Nothing that's happened so far, though, is as surprising as what happened today: we put together a win on the basis of clutch hitting from Wes Helms and Chad Moeller. Yes, yes, they're still on the team. Clutch hitting in any form is unfamiliar territory for the Crew, but today they scored one run in each of six separate innings, including the bottom of each inning in which the Cubs had scored. The game was tied in the middle of the 6th, 8th, and 9th, and all three times the Brewers pushed the go-ahead run across in the following half-inning.
What excites me the most at this point is that everyone is contributing. True--some people aren't contributing as much as they ought to be <cough--Spivey--cough>, nor are some people <cough--Obie--cough> as valuable as a certain two-way player whose roster spot they may be occupying, but today's win was a great example of what can happen when things go right for the crew.
- 6 solid innings, a quality start, from Gary Glover, who had been distinctly unimpressive up to this point. Most encouraging was his 6 K's--a rate that, if he keeps it up, would suggest he belongs in this rotation.
- A credible job from a variety of bullpen contributors, despite some rough spots. We got a nice performance from Julio Santana, and Turnbow didn't melt down after giving up the tying run. Matt Wise sure wasn't on his game today, giving up a walk and hitting a guy, but Bottalico kept the damage down in a potentially nasty situation. I couldn't help but think that the 8th inning tonight illustrates the difference between this Brewer team and squads of old: in 2003, Vizcaino would've come in and given up six runs--game over, winning streak over, let's head back to the basement.

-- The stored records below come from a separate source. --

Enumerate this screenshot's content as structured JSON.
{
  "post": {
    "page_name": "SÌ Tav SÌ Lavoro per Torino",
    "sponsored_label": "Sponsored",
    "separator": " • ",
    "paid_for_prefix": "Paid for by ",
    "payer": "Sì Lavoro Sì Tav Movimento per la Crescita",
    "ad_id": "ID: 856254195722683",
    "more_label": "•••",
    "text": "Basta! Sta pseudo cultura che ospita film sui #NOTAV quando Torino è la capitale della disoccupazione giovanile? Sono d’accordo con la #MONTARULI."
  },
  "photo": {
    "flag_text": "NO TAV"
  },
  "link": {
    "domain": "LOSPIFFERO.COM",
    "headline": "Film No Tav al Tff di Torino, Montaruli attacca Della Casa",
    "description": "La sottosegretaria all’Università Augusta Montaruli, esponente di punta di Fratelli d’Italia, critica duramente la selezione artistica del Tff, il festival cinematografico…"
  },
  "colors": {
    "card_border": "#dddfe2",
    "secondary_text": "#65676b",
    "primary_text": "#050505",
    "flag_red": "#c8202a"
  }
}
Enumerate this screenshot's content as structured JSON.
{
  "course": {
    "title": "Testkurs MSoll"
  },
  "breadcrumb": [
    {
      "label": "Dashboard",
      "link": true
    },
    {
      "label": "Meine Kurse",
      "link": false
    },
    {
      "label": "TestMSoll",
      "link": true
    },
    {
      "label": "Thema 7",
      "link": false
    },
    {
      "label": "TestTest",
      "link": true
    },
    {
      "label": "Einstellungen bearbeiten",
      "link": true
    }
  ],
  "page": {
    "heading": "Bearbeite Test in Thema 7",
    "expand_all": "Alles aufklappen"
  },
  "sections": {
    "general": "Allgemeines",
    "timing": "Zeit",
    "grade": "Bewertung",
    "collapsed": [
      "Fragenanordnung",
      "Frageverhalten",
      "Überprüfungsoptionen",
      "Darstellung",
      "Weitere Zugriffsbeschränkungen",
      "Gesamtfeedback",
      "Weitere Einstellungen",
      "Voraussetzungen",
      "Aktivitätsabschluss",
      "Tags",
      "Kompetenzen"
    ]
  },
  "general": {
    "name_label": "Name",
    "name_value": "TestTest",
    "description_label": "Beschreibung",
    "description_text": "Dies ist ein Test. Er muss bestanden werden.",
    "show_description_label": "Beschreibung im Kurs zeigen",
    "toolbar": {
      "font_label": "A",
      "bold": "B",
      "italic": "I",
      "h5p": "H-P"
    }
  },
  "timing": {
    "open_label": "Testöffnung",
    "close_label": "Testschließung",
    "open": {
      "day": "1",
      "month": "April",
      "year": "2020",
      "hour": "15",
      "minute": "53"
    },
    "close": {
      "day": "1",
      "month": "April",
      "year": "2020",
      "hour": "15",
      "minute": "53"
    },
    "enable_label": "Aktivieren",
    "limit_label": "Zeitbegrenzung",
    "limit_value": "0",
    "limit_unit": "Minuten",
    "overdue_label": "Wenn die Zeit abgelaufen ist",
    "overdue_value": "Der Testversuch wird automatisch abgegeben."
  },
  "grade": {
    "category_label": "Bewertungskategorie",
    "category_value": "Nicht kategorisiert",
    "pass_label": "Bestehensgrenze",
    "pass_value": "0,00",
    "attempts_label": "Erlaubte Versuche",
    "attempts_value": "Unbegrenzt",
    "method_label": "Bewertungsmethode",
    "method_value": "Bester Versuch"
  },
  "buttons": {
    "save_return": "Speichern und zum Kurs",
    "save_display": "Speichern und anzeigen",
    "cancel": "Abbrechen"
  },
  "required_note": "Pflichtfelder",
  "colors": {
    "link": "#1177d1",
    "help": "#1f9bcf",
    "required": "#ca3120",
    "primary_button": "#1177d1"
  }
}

- Offense from all comers: 5 Brewers got RBIs today, including Moeller and Helms for their solo shots. Even with Branyan, Spivey, and Hall quiet, a mix of production from everywhere else in the lineup kept things going. And as I mentioned before, it was nothing if not timely. The Cubs were never permitted to gain any momentum.
- Ned Yost managed well. He recognized that he had the bullpen arms available to save Matt Wise from a disaster, and he did it right away. He didn't press his luck with Glover. He--somewhat due to luck--pressed the right buttons at the right times, bringing Helms in to homer. He chose small-ball with Clark on first and none out in the ninth, which with Jenkins and Lee coming up, makes some sense. I didn't see the Spivey SB attempt, but perhaps miraculously, it worked. It's easy to look like a good manager when your team is producing, but a close analysis of Ned's moves this afternoon make him look pretty good, even if the result had been different.
And if that weren't enough happy news, try this: Victor Zambrano, tomorrow's slated starter for the Mets, is 1-3 with a 5.81 ERA.